Task material below:

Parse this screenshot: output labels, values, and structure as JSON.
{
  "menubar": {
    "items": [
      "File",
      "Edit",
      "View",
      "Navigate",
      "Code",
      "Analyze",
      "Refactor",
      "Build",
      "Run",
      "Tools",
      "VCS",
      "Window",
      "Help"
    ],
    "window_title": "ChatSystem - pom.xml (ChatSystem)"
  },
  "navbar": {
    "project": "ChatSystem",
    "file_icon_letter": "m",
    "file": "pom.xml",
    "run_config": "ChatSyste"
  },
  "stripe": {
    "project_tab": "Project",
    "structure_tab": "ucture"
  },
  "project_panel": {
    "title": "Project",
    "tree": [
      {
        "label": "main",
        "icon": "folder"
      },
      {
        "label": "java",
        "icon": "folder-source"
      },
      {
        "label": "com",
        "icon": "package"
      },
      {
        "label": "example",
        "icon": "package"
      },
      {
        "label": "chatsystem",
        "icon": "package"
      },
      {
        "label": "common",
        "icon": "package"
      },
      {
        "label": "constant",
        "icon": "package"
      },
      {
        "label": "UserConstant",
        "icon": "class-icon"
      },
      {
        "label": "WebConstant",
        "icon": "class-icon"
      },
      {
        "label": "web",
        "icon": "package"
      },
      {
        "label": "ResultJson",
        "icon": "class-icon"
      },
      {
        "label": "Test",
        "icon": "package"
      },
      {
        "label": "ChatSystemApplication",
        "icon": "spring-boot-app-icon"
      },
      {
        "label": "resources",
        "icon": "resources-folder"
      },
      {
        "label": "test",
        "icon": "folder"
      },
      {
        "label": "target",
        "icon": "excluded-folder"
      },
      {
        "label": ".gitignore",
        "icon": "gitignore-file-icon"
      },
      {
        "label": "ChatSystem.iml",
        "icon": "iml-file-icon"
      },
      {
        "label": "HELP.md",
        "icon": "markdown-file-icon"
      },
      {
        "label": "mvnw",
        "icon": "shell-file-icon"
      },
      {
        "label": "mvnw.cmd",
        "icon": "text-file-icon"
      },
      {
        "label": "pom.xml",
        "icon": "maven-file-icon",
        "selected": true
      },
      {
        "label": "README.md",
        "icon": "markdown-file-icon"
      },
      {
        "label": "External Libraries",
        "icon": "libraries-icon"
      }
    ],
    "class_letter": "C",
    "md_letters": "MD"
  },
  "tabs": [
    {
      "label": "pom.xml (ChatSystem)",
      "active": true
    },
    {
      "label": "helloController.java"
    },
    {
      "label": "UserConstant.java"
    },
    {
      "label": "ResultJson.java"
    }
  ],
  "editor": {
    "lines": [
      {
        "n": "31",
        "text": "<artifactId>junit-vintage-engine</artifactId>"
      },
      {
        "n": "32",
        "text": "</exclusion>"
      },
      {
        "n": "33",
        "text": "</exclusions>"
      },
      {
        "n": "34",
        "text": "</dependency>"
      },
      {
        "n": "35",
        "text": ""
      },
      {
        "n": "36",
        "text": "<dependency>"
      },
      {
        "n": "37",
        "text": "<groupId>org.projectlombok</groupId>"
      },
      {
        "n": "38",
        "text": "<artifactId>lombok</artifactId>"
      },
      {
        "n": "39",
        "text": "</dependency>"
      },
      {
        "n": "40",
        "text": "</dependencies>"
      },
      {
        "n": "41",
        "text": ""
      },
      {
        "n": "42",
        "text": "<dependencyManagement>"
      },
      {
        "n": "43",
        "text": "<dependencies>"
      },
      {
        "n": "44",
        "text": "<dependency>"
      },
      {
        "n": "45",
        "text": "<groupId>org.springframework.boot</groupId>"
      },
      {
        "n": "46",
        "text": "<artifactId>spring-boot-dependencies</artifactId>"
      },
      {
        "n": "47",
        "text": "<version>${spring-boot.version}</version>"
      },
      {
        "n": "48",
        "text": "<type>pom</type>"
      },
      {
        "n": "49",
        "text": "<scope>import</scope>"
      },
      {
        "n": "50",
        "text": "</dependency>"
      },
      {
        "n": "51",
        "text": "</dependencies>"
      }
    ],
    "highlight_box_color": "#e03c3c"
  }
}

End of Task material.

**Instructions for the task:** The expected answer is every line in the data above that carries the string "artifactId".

**Answer to the exercise:**
        "text": "<artifactId>junit-vintage-engine</artifactId>"
        "text": "<artifactId>lombok</artifactId>"
        "text": "<artifactId>spring-boot-dependencies</artifactId>"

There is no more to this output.